Work instruction:
Lines holding the word "title" are the ones to copy from the data below.

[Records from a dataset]
•••••
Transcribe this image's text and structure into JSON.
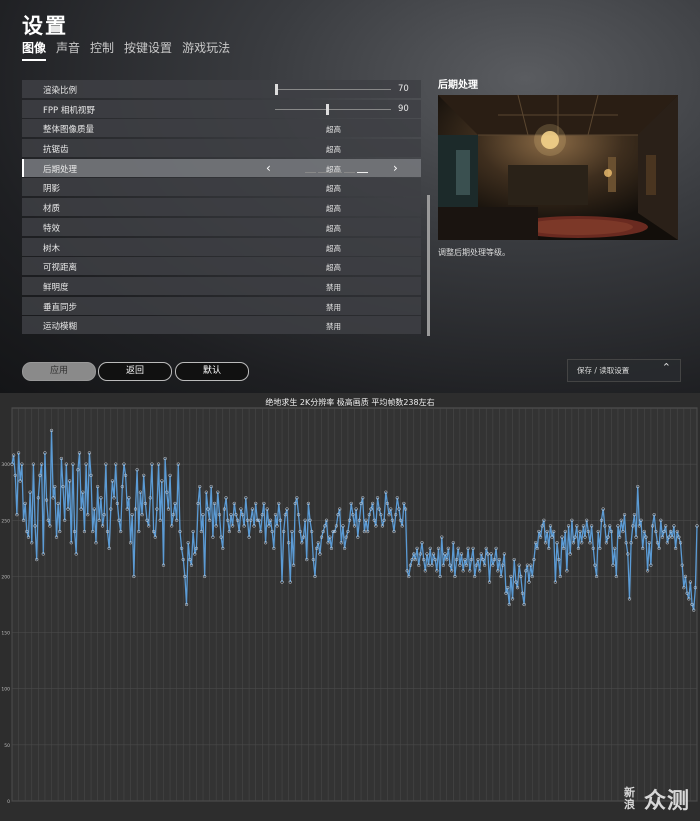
{
  "header": {
    "title": "设置"
  },
  "tabs": [
    {
      "label": "图像",
      "active": true
    },
    {
      "label": "声音",
      "active": false
    },
    {
      "label": "控制",
      "active": false
    },
    {
      "label": "按键设置",
      "active": false
    },
    {
      "label": "游戏玩法",
      "active": false
    }
  ],
  "settings": [
    {
      "label": "渲染比例",
      "kind": "slider",
      "value": "70",
      "level": 0
    },
    {
      "label": "FPP 相机视野",
      "kind": "slider",
      "value": "90",
      "level": 0.45
    },
    {
      "label": "整体图像质量",
      "kind": "option",
      "value": "超高"
    },
    {
      "label": "抗锯齿",
      "kind": "option",
      "value": "超高"
    },
    {
      "label": "后期处理",
      "kind": "selected",
      "value": "超高"
    },
    {
      "label": "阴影",
      "kind": "option",
      "value": "超高"
    },
    {
      "label": "材质",
      "kind": "option",
      "value": "超高"
    },
    {
      "label": "特效",
      "kind": "option",
      "value": "超高"
    },
    {
      "label": "树木",
      "kind": "option",
      "value": "超高"
    },
    {
      "label": "可视距离",
      "kind": "option",
      "value": "超高"
    },
    {
      "label": "鲜明度",
      "kind": "option",
      "value": "禁用"
    },
    {
      "label": "垂直同步",
      "kind": "option",
      "value": "禁用"
    },
    {
      "label": "运动模糊",
      "kind": "option",
      "value": "禁用"
    }
  ],
  "preview": {
    "title": "后期处理",
    "description": "调整后期处理等级。"
  },
  "buttons": {
    "apply": "应用",
    "back": "返回",
    "default": "默认"
  },
  "save_load": {
    "label": "保存 / 读取设置"
  },
  "watermark": {
    "text_stack": "新浪",
    "text_main": "众测"
  },
  "chart_data": {
    "type": "line",
    "title": "绝地求生 2K分辨率 极高画质 平均帧数238左右",
    "ylim": [
      0,
      350
    ],
    "yticks": [
      0,
      50,
      100,
      150,
      200,
      250,
      300
    ],
    "grid": true,
    "color": "#5b9bd5",
    "series": [
      {
        "values": [
          300,
          308,
          290,
          255,
          310,
          285,
          300,
          250,
          265,
          240,
          235,
          275,
          230,
          300,
          245,
          215,
          270,
          290,
          300,
          220,
          310,
          268,
          250,
          245,
          330,
          270,
          280,
          235,
          265,
          240,
          305,
          280,
          250,
          300,
          260,
          285,
          230,
          300,
          240,
          220,
          295,
          310,
          260,
          275,
          240,
          300,
          255,
          310,
          290,
          240,
          260,
          230,
          280,
          250,
          270,
          245,
          255,
          300,
          240,
          225,
          260,
          285,
          270,
          300,
          265,
          250,
          240,
          280,
          300,
          290,
          260,
          270,
          230,
          255,
          200,
          260,
          295,
          240,
          275,
          255,
          290,
          265,
          250,
          245,
          270,
          300,
          240,
          235,
          260,
          300,
          250,
          285,
          210,
          305,
          275,
          260,
          290,
          245,
          255,
          265,
          250,
          300,
          240,
          225,
          215,
          200,
          175,
          230,
          215,
          210,
          240,
          220,
          225,
          265,
          280,
          240,
          255,
          200,
          275,
          260,
          250,
          280,
          235,
          265,
          245,
          275,
          255,
          235,
          225,
          260,
          270,
          250,
          240,
          255,
          245,
          265,
          255,
          250,
          240,
          260,
          255,
          245,
          270,
          250,
          235,
          250,
          260,
          245,
          265,
          250,
          250,
          240,
          255,
          265,
          230,
          260,
          245,
          250,
          240,
          225,
          255,
          245,
          265,
          250,
          195,
          240,
          255,
          260,
          230,
          195,
          240,
          210,
          265,
          270,
          255,
          240,
          230,
          235,
          250,
          215,
          265,
          250,
          240,
          215,
          200,
          225,
          230,
          220,
          235,
          240,
          245,
          250,
          230,
          235,
          225,
          240,
          240,
          245,
          255,
          260,
          230,
          245,
          225,
          235,
          240,
          250,
          265,
          255,
          245,
          260,
          235,
          250,
          265,
          270,
          240,
          250,
          240,
          255,
          260,
          265,
          250,
          245,
          270,
          260,
          255,
          245,
          250,
          275,
          265,
          255,
          260,
          250,
          240,
          255,
          270,
          260,
          250,
          245,
          265,
          260,
          205,
          200,
          210,
          215,
          220,
          215,
          225,
          210,
          220,
          230,
          215,
          205,
          220,
          210,
          225,
          210,
          220,
          215,
          205,
          225,
          200,
          235,
          210,
          220,
          215,
          225,
          210,
          205,
          230,
          200,
          215,
          225,
          210,
          220,
          205,
          215,
          210,
          225,
          205,
          215,
          225,
          200,
          210,
          215,
          205,
          220,
          215,
          210,
          225,
          220,
          195,
          220,
          210,
          215,
          225,
          205,
          215,
          200,
          210,
          220,
          185,
          190,
          175,
          200,
          180,
          215,
          195,
          190,
          210,
          200,
          185,
          175,
          205,
          210,
          195,
          210,
          200,
          215,
          230,
          225,
          240,
          235,
          245,
          250,
          230,
          240,
          225,
          245,
          235,
          240,
          195,
          230,
          215,
          200,
          235,
          225,
          240,
          205,
          245,
          220,
          250,
          230,
          235,
          245,
          225,
          240,
          230,
          245,
          235,
          250,
          240,
          230,
          245,
          225,
          210,
          200,
          240,
          225,
          250,
          260,
          245,
          230,
          235,
          245,
          240,
          210,
          225,
          200,
          245,
          235,
          250,
          240,
          255,
          230,
          220,
          180,
          230,
          245,
          255,
          235,
          280,
          245,
          250,
          225,
          240,
          235,
          205,
          230,
          210,
          245,
          255,
          240,
          230,
          225,
          250,
          235,
          240,
          245,
          230,
          235,
          240,
          235,
          245,
          225,
          240,
          235,
          230,
          210,
          190,
          200,
          185,
          180,
          195,
          175,
          170,
          190,
          245
        ]
      }
    ]
  }
}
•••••
Task output:
    "title": "设置"
    "title": "后期处理",
    "title": "绝地求生 2K分辨率 极高画质 平均帧数238左右",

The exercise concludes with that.